[Task]:
Pick out the lines below that include the string "icon".

BEGIN Records to use

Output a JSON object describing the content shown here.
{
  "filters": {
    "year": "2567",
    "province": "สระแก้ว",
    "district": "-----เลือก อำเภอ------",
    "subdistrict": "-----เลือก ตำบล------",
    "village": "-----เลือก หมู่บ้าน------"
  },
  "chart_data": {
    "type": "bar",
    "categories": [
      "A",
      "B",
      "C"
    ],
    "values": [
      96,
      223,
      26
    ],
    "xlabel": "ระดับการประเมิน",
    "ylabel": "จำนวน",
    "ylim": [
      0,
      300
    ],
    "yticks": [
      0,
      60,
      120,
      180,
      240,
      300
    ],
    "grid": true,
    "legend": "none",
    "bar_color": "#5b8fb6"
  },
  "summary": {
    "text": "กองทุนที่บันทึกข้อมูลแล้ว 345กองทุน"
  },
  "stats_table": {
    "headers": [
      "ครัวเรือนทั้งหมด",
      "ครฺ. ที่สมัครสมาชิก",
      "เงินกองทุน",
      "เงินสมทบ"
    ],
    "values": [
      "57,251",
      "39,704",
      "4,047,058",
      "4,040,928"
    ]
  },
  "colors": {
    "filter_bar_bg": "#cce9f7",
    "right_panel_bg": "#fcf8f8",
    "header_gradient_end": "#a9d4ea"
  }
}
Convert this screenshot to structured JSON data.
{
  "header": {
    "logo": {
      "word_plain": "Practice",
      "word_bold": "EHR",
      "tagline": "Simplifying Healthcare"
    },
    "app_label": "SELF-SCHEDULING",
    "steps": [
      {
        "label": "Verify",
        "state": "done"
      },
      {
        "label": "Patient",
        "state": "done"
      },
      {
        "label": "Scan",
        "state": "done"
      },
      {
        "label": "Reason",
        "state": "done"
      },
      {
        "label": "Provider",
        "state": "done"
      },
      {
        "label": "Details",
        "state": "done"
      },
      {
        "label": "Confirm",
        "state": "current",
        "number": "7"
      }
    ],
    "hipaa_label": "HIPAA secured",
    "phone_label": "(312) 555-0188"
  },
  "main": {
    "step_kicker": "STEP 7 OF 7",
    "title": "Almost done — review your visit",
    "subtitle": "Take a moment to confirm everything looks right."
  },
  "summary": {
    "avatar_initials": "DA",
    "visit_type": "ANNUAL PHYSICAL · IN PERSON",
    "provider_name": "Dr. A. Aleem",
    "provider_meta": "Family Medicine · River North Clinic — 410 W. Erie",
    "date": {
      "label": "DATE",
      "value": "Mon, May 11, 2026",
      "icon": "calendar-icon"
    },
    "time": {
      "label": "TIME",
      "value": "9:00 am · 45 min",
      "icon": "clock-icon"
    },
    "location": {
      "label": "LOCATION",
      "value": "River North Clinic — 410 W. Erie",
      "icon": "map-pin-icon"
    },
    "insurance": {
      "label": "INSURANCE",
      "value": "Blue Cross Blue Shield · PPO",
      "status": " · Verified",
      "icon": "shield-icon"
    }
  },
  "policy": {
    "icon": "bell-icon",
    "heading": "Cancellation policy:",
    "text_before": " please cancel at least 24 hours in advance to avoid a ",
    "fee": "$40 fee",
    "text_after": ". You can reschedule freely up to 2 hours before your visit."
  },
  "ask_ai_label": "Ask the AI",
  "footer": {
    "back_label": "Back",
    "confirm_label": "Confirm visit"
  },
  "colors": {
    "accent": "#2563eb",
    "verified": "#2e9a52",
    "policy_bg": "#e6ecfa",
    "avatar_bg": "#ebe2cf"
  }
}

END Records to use

[Answer to this task]:
      "icon": "calendar-icon"
      "icon": "clock-icon"
      "icon": "map-pin-icon"
      "icon": "shield-icon"
    "icon": "bell-icon",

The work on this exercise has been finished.